“The 2 p.m. tour goes deep into that. Jimmy Epling does a real good job explaining all of that,” Potter commented, explaining the tour is also of interest to people who appreciate history, genealogy and local interests.

“It appeals to a lot of people because of not only the history, but the genealogy and the symbolism,” Potter said.

Dinner tours, starting at 4 and 5:30 p.m. Saturday, cost $15 and are limited to 75 people, Potter said, with boxed meals served at Highlands Museum & Discovery Center. The dinner tours begin at the museum on Winchester Avenue, where attendees will travel to the cemetery by bus. Potter reminds participants this is a walking tour calling for casual dress with comfortable shoes.

Potter said participants are welcome to bring drinking water, and encouraged those planning to attend the last tour of the day to carry a small flashlight in case their cemetery tour extends into early dusk. Potter said Dining With the Past is not designed to be a “spooky” Halloween event and remains focused on historical content, “even though attendees really want us to make it that.” He said people who want a scary experience, however, will appreciate the upcoming Night at the Highlands event.  

Tickets for Dining With the Past are available at Highlands Museum & Discovery Center (606) 329-8888; Ashland Area Convention & Visitors Bureau (606) 329-1007, or at the Ashland Cemetery office off of Belmont Street.

TIM PRESTON can be reached at tpreston@dailyindependent.com.

Text Only
Local News
  • Local entrepreneurs learning to thrive

    Local business owners and entrepreneurs sat down together with community leaders to share ideas for how to help each other thrive in eastern Kentucky’s economic climate.

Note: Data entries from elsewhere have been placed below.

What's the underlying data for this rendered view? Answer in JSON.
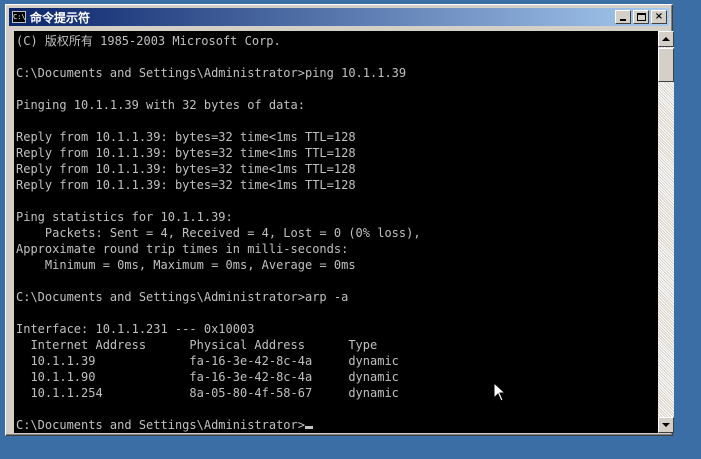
{
  "window": {
    "title": "命令提示符",
    "icon_label": "C:\\",
    "icon": "console-icon",
    "buttons": {
      "minimize": "minimize-icon",
      "maximize": "maximize-icon",
      "close": "×"
    }
  },
  "console": {
    "lines": [
      "(C) 版权所有 1985-2003 Microsoft Corp.",
      "",
      "C:\\Documents and Settings\\Administrator>ping 10.1.1.39",
      "",
      "Pinging 10.1.1.39 with 32 bytes of data:",
      "",
      "Reply from 10.1.1.39: bytes=32 time<1ms TTL=128",
      "Reply from 10.1.1.39: bytes=32 time<1ms TTL=128",
      "Reply from 10.1.1.39: bytes=32 time<1ms TTL=128",
      "Reply from 10.1.1.39: bytes=32 time<1ms TTL=128",
      "",
      "Ping statistics for 10.1.1.39:",
      "    Packets: Sent = 4, Received = 4, Lost = 0 (0% loss),",
      "Approximate round trip times in milli-seconds:",
      "    Minimum = 0ms, Maximum = 0ms, Average = 0ms",
      "",
      "C:\\Documents and Settings\\Administrator>arp -a",
      "",
      "Interface: 10.1.1.231 --- 0x10003",
      "  Internet Address      Physical Address      Type",
      "  10.1.1.39             fa-16-3e-42-8c-4a     dynamic",
      "  10.1.1.90             fa-16-3e-42-8c-4a     dynamic",
      "  10.1.1.254            8a-05-80-4f-58-67     dynamic",
      "",
      "C:\\Documents and Settings\\Administrator>"
    ]
  },
  "colors": {
    "console_bg": "#000000",
    "console_fg": "#c0c0c0",
    "desktop": "#3a6ea5",
    "titlebar_start": "#0a246a",
    "titlebar_end": "#a6caf0"
  }
}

    August 1, 2014

  • RONNIE ELLIS: Truth and politics don’t always mix

    On this, the most political weekend of the year in Kentucky, the weekend of the wonderfully unique Fancy Farm Picnic, it’s hard to write a column on politics.

    August 1, 2014

  • In Kentucky, execution debate finds new footing

    With a spate of botched executions across the country this year looming over their discussion, Kentucky lawmakers are revisiting some fundamental questions about the death penalty, including whether the state should keep it on the books.

    August 1, 2014

  • Families invited for Fun in the Park

     Free cotton candy, hot dogs and entertainment for an entire day is what Bridges Christian Church in Russell is offering local families during Fun in the Park this weekend.

    August 1, 2014

  • AEP reports stolen copper, fence damage

     All that glitters is not gold — sometimes, it's also copper.

    August 1, 2014

  • Probe of Fairview begins

    Four investigators from the state Office of Education Accountability spent much of Thursday interviewing school officials in a probe of alleged school law violations in the Fairview Independent School District.

    July 31, 2014

  • Grant helps Elliott County High School with $1.7 million geothermal renovation

    Elliott County School District Superintendent Dr. Carl Potter II remembers the night a few years ago when the lights went out in the middle of an Elliott County boys basketball game and interrupted it for some 20 minutes while the lights powered up.

    July 31, 2014

  • Heroin overdose deaths continue to rise

    The Kentucky state legislature passed a sweeping overhaul to its prescription drug law in the summer of 2012 after a flood of overdose deaths, making it significantly harder for people to access dangerous addictive drugs from doctors.

    July 31, 2014

  • Morehead man faces drug charges

    A Morehead man is facing multiple drug charges after taking possession of a suspicious package mailed to his home on Dillon Lane, according to the Kentucky State Police.

    July 31, 2014

  • Highlands’ Artists Market to begin today

    Up-and-coming artists are being offered a rare chance to show and sell their work during the First Friday art walk.

    July 31, 2014